As part of her residency, Jacqueline Hoàng Nguyễn will expand on The Archive as a Subject, a long-term project that positions photographs and other vernacular artefacts at the junction of the private and the public, as well as the personal and the political, raising complex global issues related to concepts of territory, migration, and identity. Looking at the traces of her own family’s history, she aims to explore the friction that is generated when such mundane items are appropriated by institutional narratives, especially when they are framed in different cultural contexts. While in Singapore, she intends to further her research looking specifically at the history of the refugee camp in Sembawang which housed Vietnamese refugees for twenty years.

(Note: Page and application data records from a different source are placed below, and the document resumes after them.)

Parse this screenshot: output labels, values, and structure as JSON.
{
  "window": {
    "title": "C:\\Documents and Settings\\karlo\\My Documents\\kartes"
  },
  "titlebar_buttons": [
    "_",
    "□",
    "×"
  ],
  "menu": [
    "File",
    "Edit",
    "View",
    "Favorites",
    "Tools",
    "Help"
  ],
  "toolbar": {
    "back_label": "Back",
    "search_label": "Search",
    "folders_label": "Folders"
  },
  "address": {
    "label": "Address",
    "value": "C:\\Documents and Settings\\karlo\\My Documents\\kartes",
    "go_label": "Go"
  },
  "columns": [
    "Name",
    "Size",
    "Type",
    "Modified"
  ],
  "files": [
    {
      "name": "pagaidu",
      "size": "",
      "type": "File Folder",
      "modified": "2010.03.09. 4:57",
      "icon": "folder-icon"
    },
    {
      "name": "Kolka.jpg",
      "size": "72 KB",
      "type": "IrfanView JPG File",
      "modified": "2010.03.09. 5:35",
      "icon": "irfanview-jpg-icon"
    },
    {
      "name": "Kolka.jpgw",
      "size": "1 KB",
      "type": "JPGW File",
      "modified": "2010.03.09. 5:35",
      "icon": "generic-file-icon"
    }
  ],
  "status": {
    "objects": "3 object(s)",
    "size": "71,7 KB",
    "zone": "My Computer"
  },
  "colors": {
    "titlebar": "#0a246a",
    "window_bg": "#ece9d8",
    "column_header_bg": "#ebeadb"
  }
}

Pelin Tan (b. 1974,Turkey) is a sociologist and art historian based in Mardin, Turkey. Assoc.Prof. at Architecture Faculty, Mardin Artuklu University and contributor of The Silent University (educational platform for/by refugees/migrants). Currently visiting Assoc.Prof. at School of Design, Hong Kong PolyU (2016). Fellow of ACT Program, School of Architecture and Urban Planning, The Massachusetts Institute of Technology. Tan is a member of Art1kisler video collective. She is the Turkey curator of Actopolis project (Goethe Inst. Athens, 2015 ‚ 2017). Lead author of Towards New Urban Society– IPSP (Edts.Saskia Sassen&Edgar Pieterse, 2015 ‚ 2017). Tan participated in Lisbon Architecture Triennial (2013), Montreal Biennial (2014), Istanbul Biennial (2007, 2015), Oslo Architecture Triennial (2016), Cyprus Pavilion, Venice Architecture Biennial (2016). Residencies: CCA Kitakyushu (2015), IASPIS (2008), GeoAir (2011).

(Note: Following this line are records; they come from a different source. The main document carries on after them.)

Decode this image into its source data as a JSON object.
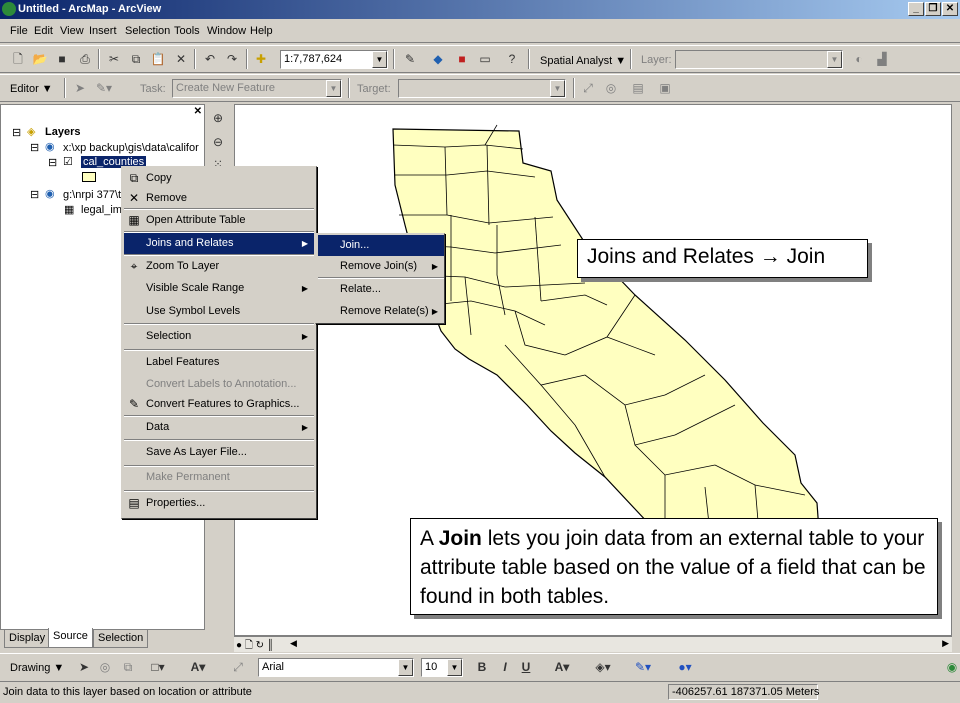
{
  "window": {
    "title": "Untitled - ArcMap - ArcView",
    "min": "_",
    "restore": "❐",
    "close": "✕"
  },
  "menubar": [
    "File",
    "Edit",
    "View",
    "Insert",
    "Selection",
    "Tools",
    "Window",
    "Help"
  ],
  "toolbar1": {
    "scale": "1:7,787,624",
    "spatial_analyst": "Spatial Analyst",
    "layer_label": "Layer:",
    "layer_value": ""
  },
  "toolbar2": {
    "editor": "Editor",
    "task_label": "Task:",
    "task_value": "Create New Feature",
    "target_label": "Target:",
    "target_value": ""
  },
  "toc": {
    "root": "Layers",
    "group1": "x:\\xp backup\\gis\\data\\califor",
    "layer1": "cal_counties",
    "group2": "g:\\nrpi 377\\t",
    "table2": "legal_imr",
    "tabs": [
      "Display",
      "Source",
      "Selection"
    ]
  },
  "context_menu": {
    "items": [
      "Copy",
      "Remove",
      "Open Attribute Table",
      "Joins and Relates",
      "Zoom To Layer",
      "Visible Scale Range",
      "Use Symbol Levels",
      "Selection",
      "Label Features",
      "Convert Labels to Annotation...",
      "Convert Features to Graphics...",
      "Data",
      "Save As Layer File...",
      "Make Permanent",
      "Properties..."
    ]
  },
  "submenu": {
    "items": [
      "Join...",
      "Remove Join(s)",
      "Relate...",
      "Remove Relate(s)"
    ]
  },
  "callout1": "Joins and Relates → Join",
  "callout2": {
    "pre": "A ",
    "bold": "Join",
    "post": " lets you join data from an external table to your attribute table based on the value of a field that can be found in both tables."
  },
  "drawbar": {
    "drawing": "Drawing",
    "font": "Arial",
    "size": "10",
    "bold": "B",
    "italic": "I",
    "underline": "U"
  },
  "status": {
    "message": "Join data to this layer based on location or attribute",
    "coords": "-406257.61  187371.05 Meters"
  },
  "colors": {
    "titlebar": "#0a246a",
    "county_fill": "#ffffc0",
    "highlight": "#0a246a"
  }
}
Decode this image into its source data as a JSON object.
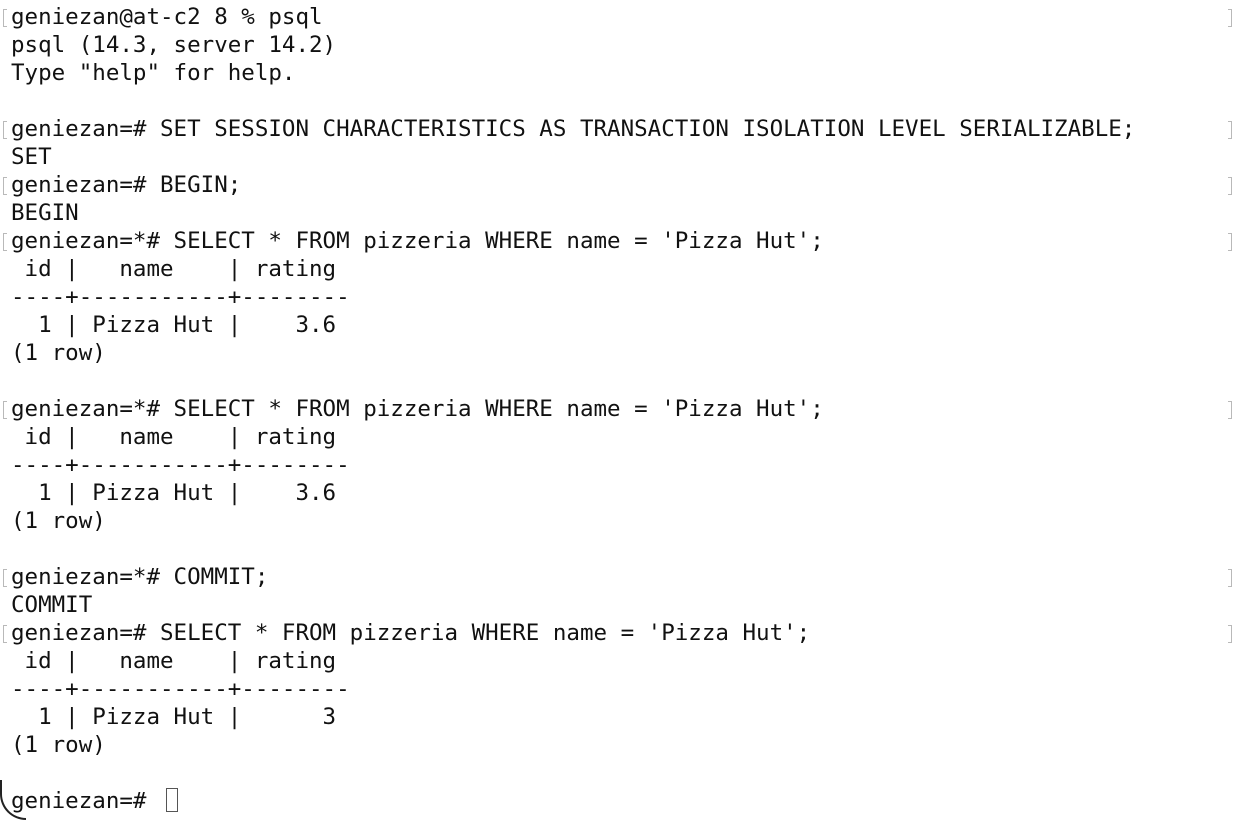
{
  "terminal": {
    "lines": [
      "geniezan@at-c2 8 % psql",
      "psql (14.3, server 14.2)",
      "Type \"help\" for help.",
      "",
      "geniezan=# SET SESSION CHARACTERISTICS AS TRANSACTION ISOLATION LEVEL SERIALIZABLE;",
      "SET",
      "geniezan=# BEGIN;",
      "BEGIN",
      "geniezan=*# SELECT * FROM pizzeria WHERE name = 'Pizza Hut';",
      " id |   name    | rating",
      "----+-----------+--------",
      "  1 | Pizza Hut |    3.6",
      "(1 row)",
      "",
      "geniezan=*# SELECT * FROM pizzeria WHERE name = 'Pizza Hut';",
      " id |   name    | rating",
      "----+-----------+--------",
      "  1 | Pizza Hut |    3.6",
      "(1 row)",
      "",
      "geniezan=*# COMMIT;",
      "COMMIT",
      "geniezan=# SELECT * FROM pizzeria WHERE name = 'Pizza Hut';",
      " id |   name    | rating",
      "----+-----------+--------",
      "  1 | Pizza Hut |      3",
      "(1 row)",
      "",
      "geniezan=# "
    ],
    "prompt_line_numbers": [
      1,
      5,
      7,
      9,
      15,
      21,
      23
    ]
  }
}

Bui Cong Khanh is interested in studying historical flows of Chinese immigration across the Southeast Asian region, and Singapore in particular, by tracking down the movements of Chinese porcelain artifacts. His research intertwines the Chinese ancestry of the artist’s own family and traditional forms of Chinese cultural heritage, while concurrently addressing the complexities embedded in the construction of national identities. During his residency, he also plans to collaborate with local kilns and porcelain workshops.